Write out the records below once more, exactly and completely.

══ Information supplied ══

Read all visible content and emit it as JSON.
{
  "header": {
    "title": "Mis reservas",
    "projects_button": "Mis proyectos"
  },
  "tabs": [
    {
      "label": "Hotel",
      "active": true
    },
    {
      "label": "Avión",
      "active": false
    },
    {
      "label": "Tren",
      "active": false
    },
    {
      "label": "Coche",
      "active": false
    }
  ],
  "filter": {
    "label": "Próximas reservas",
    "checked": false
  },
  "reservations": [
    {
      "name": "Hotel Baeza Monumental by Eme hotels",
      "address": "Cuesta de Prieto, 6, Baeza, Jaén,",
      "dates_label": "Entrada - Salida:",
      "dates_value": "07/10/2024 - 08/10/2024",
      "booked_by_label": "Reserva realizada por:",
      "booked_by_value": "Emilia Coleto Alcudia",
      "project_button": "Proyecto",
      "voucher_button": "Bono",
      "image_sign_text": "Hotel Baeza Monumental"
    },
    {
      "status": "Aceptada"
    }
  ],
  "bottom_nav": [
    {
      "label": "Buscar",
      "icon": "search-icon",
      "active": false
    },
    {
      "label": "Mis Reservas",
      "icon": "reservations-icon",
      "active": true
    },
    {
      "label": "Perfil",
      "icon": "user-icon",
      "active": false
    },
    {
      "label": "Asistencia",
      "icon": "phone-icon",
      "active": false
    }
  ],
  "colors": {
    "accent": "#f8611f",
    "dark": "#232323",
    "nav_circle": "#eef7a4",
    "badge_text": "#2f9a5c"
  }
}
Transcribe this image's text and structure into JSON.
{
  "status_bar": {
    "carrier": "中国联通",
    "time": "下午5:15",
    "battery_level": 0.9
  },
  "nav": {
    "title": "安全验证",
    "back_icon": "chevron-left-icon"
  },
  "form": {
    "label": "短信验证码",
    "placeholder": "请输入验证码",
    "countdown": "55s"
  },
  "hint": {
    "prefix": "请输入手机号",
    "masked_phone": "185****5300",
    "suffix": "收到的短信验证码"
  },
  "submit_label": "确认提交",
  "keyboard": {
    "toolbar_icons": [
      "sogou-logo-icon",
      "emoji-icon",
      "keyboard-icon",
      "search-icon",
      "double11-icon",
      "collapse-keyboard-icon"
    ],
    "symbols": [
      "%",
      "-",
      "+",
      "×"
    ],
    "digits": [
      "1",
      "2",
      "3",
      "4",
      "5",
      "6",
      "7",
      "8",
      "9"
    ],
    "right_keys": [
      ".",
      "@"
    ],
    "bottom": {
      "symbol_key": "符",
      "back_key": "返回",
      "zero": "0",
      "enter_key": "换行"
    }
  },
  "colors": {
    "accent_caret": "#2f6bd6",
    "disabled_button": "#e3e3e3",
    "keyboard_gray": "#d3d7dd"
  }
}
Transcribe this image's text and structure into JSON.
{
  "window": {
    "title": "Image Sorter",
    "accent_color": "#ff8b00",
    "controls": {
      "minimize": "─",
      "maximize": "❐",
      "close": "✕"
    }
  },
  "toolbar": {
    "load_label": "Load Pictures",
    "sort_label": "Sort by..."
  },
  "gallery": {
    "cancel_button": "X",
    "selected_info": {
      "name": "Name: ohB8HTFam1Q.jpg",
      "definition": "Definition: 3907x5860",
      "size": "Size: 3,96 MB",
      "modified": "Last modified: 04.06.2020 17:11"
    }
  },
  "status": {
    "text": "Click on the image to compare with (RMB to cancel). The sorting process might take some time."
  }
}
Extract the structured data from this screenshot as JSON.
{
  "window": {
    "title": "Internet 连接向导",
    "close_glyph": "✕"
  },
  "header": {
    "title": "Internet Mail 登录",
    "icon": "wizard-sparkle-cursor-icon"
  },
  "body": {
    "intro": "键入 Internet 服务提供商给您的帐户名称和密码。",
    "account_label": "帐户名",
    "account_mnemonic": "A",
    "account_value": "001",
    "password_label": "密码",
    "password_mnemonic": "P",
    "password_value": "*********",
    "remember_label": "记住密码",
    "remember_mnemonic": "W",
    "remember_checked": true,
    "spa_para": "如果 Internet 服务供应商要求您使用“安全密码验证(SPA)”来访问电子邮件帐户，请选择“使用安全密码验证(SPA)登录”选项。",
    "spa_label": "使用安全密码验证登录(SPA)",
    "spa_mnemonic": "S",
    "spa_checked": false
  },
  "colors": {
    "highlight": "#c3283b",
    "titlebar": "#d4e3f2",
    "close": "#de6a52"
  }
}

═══

> _The answer_:
Read all visible content and emit it as JSON.
{
  "header": {
    "title": "Mis reservas",
    "projects_button": "Mis proyectos"
  },
  "tabs": [
    {
      "label": "Hotel",
      "active": true
    },
    {
      "label": "Avión",
      "active": false
    },
    {
      "label": "Tren",
      "active": false
    },
    {
      "label": "Coche",
      "active": false
    }
  ],
  "filter": {
    "label": "Próximas reservas",
    "checked": false
  },
  "reservations": [
    {
      "name": "Hotel Baeza Monumental by Eme hotels",
      "address": "Cuesta de Prieto, 6, Baeza, Jaén,",
      "dates_label": "Entrada - Salida:",
      "dates_value": "07/10/2024 - 08/10/2024",
      "booked_by_label": "Reserva realizada por:",
      "booked_by_value": "Emilia Coleto Alcudia",
      "project_button": "Proyecto",
      "voucher_button": "Bono",
      "image_sign_text": "Hotel Baeza Monumental"
    },
    {
      "status": "Aceptada"
    }
  ],
  "bottom_nav": [
    {
      "label": "Buscar",
      "icon": "search-icon",
      "active": false
    },
    {
      "label": "Mis Reservas",
      "icon": "reservations-icon",
      "active": true
    },
    {
      "label": "Perfil",
      "icon": "user-icon",
      "active": false
    },
    {
      "label": "Asistencia",
      "icon": "phone-icon",
      "active": false
    }
  ],
  "colors": {
    "accent": "#f8611f",
    "dark": "#232323",
    "nav_circle": "#eef7a4",
    "badge_text": "#2f9a5c"
  }
}
Transcribe this image's text and structure into JSON.
{
  "status_bar": {
    "carrier": "中国联通",
    "time": "下午5:15",
    "battery_level": 0.9
  },
  "nav": {
    "title": "安全验证",
    "back_icon": "chevron-left-icon"
  },
  "form": {
    "label": "短信验证码",
    "placeholder": "请输入验证码",
    "countdown": "55s"
  },
  "hint": {
    "prefix": "请输入手机号",
    "masked_phone": "185****5300",
    "suffix": "收到的短信验证码"
  },
  "submit_label": "确认提交",
  "keyboard": {
    "toolbar_icons": [
      "sogou-logo-icon",
      "emoji-icon",
      "keyboard-icon",
      "search-icon",
      "double11-icon",
      "collapse-keyboard-icon"
    ],
    "symbols": [
      "%",
      "-",
      "+",
      "×"
    ],
    "digits": [
      "1",
      "2",
      "3",
      "4",
      "5",
      "6",
      "7",
      "8",
      "9"
    ],
    "right_keys": [
      ".",
      "@"
    ],
    "bottom": {
      "symbol_key": "符",
      "back_key": "返回",
      "zero": "0",
      "enter_key": "换行"
    }
  },
  "colors": {
    "accent_caret": "#2f6bd6",
    "disabled_button": "#e3e3e3",
    "keyboard_gray": "#d3d7dd"
  }
}
Transcribe this image's text and structure into JSON.
{
  "window": {
    "title": "Image Sorter",
    "accent_color": "#ff8b00",
    "controls": {
      "minimize": "─",
      "maximize": "❐",
      "close": "✕"
    }
  },
  "toolbar": {
    "load_label": "Load Pictures",
    "sort_label": "Sort by..."
  },
  "gallery": {
    "cancel_button": "X",
    "selected_info": {
      "name": "Name: ohB8HTFam1Q.jpg",
      "definition": "Definition: 3907x5860",
      "size": "Size: 3,96 MB",
      "modified": "Last modified: 04.06.2020 17:11"
    }
  },
  "status": {
    "text": "Click on the image to compare with (RMB to cancel). The sorting process might take some time."
  }
}
Extract the structured data from this screenshot as JSON.
{
  "window": {
    "title": "Internet 连接向导",
    "close_glyph": "✕"
  },
  "header": {
    "title": "Internet Mail 登录",
    "icon": "wizard-sparkle-cursor-icon"
  },
  "body": {
    "intro": "键入 Internet 服务提供商给您的帐户名称和密码。",
    "account_label": "帐户名",
    "account_mnemonic": "A",
    "account_value": "001",
    "password_label": "密码",
    "password_mnemonic": "P",
    "password_value": "*********",
    "remember_label": "记住密码",
    "remember_mnemonic": "W",
    "remember_checked": true,
    "spa_para": "如果 Internet 服务供应商要求您使用“安全密码验证(SPA)”来访问电子邮件帐户，请选择“使用安全密码验证(SPA)登录”选项。",
    "spa_label": "使用安全密码验证登录(SPA)",
    "spa_mnemonic": "S",
    "spa_checked": false
  },
  "colors": {
    "highlight": "#c3283b",
    "titlebar": "#d4e3f2",
    "close": "#de6a52"
  }
}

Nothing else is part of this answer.